Japan's Fukushima Nuclear Plant Begins Fuel Rod Removal
TEHRAN (Tasnim) – Workers at Japan's stricken Fukushima nuclear plant started removing fuel rods from a storage pond at the Unit 4 reactor building.
The delicate operation is seen as a necessary step in stabilising the site.
It will take more than two days to remove the first 22 fuel rods from the pond, plant operator Tepco says.
Overall, more than 1,500 rods must be be removed in what correspondents describe as a risky and dangerous operation expected to take a year, BBC reported.
Experts say hydrogen explosions after the earthquake and tsunami in March 2011 have made the current storage facility vulnerable to further tremors.
The fuel rods are four-metre long tubes containing pellets of uranium fuel, and the fear is that some may have been damaged during the disaster.
When the tsunami struck, water knocked out cooling systems to three of Fukushima's reactors, which went into a state of partial meltdown.
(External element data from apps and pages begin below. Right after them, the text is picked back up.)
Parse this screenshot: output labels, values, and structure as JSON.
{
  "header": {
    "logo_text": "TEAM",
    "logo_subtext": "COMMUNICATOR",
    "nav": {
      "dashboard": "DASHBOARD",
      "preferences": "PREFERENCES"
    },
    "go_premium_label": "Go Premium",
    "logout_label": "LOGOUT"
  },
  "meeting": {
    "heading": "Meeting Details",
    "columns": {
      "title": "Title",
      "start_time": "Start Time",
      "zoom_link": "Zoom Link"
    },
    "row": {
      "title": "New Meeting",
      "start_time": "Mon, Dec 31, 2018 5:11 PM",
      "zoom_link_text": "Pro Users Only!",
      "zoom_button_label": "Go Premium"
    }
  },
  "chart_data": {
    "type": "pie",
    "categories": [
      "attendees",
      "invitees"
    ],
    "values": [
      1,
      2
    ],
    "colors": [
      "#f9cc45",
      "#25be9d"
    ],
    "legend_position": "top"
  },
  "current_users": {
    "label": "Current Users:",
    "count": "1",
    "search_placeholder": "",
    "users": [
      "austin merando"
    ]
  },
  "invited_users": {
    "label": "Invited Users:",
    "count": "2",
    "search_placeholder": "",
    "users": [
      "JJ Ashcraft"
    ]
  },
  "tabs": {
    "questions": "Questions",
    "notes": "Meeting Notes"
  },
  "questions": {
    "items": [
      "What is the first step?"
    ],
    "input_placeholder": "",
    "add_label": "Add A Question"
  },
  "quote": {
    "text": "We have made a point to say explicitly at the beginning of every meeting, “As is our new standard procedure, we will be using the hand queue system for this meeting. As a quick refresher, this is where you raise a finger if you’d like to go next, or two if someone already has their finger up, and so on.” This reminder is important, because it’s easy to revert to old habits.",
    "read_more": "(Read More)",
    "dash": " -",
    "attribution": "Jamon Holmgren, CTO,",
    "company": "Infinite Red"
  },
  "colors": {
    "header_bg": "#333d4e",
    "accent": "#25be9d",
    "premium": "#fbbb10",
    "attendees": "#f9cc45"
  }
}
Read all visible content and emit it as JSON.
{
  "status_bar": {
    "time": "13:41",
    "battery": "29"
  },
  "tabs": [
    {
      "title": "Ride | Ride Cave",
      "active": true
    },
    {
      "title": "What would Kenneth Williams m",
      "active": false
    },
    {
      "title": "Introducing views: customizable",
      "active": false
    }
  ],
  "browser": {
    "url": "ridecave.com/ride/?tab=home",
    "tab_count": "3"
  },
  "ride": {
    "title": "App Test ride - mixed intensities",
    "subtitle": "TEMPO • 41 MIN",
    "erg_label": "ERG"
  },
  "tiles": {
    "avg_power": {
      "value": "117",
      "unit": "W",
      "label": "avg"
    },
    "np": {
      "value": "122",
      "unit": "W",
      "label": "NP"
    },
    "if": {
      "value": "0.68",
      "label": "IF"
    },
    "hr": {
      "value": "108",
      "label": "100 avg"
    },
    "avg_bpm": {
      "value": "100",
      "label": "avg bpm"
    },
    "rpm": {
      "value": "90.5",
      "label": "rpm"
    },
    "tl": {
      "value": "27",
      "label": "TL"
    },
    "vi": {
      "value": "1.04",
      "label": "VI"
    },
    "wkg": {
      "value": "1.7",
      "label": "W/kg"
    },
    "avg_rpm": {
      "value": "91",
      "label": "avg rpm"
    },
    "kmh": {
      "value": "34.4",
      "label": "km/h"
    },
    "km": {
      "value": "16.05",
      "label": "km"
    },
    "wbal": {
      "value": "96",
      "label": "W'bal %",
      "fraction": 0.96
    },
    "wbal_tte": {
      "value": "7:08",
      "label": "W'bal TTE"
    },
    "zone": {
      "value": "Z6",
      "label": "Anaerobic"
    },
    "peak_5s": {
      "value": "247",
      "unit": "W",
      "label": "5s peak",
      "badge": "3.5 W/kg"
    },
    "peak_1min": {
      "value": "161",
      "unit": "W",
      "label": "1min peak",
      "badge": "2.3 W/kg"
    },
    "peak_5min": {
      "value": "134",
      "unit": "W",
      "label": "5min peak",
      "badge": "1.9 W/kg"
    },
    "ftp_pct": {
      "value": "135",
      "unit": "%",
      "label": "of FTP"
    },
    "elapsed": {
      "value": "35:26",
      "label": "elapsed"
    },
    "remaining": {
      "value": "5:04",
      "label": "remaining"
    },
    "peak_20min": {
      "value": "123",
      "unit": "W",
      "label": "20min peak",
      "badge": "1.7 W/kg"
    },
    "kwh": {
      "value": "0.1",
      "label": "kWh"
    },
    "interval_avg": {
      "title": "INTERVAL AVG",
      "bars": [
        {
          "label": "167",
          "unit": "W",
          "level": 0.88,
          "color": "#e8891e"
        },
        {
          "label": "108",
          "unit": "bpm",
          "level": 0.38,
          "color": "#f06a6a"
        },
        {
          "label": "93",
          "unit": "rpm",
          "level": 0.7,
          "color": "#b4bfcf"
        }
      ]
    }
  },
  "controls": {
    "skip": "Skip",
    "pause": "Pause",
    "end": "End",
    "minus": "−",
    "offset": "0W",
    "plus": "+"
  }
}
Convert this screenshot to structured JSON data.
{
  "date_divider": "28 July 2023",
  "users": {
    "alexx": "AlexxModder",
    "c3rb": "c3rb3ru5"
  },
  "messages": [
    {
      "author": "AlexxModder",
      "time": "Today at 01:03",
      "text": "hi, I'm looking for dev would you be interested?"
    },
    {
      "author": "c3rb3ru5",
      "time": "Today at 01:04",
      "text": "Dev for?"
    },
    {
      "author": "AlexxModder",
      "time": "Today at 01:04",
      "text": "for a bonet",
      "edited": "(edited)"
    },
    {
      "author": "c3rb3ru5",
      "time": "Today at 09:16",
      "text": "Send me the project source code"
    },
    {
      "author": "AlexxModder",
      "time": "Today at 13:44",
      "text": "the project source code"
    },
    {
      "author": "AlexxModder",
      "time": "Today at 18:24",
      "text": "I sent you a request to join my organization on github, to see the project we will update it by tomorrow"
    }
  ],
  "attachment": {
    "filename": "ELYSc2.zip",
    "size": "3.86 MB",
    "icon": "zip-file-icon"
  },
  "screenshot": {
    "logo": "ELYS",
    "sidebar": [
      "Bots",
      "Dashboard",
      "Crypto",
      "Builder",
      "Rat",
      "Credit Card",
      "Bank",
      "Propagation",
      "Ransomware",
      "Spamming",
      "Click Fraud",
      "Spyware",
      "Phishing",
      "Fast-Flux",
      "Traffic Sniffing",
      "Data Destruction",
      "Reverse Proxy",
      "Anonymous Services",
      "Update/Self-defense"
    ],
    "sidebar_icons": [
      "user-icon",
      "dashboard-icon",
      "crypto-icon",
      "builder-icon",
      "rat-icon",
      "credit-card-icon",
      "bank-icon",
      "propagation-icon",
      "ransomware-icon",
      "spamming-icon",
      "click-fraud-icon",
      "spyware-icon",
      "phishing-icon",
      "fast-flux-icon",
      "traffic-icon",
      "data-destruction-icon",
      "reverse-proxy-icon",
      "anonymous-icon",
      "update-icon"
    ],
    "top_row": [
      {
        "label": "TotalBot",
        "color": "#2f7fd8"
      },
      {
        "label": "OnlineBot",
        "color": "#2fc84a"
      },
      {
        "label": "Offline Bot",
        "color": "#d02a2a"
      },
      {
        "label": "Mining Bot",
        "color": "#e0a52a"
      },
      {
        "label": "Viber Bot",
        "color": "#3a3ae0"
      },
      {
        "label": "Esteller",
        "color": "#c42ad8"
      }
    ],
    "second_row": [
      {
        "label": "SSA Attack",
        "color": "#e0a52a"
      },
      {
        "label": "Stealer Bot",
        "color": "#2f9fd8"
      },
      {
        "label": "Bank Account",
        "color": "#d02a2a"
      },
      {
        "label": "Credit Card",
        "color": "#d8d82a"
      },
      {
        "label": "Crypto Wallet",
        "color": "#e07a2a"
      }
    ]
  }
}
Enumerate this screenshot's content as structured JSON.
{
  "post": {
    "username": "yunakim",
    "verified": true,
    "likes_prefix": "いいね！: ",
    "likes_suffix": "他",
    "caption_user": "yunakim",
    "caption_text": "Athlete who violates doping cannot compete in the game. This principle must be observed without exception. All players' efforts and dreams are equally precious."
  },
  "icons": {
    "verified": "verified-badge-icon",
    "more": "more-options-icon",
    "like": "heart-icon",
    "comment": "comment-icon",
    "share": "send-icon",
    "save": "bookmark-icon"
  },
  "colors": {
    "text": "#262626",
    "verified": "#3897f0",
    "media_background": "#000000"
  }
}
Unit 4 was undergoing maintenance, so all of its fuel rods were being stored. But a build-up of hydrogen triggered an explosion in Unit 4, damaging its structure.
The removal process, which has been preceded by months of repair work and planning, began on Monday afternoon.
"At 15:18 (0618 GMT), we started to pull up the first fuel assembly with a crane," a spokesman for Tepco (Tokyo Electric Power Company) said.
A recently-installed crane is being lowered into the pool and hooked onto the rods to place them inside a cask.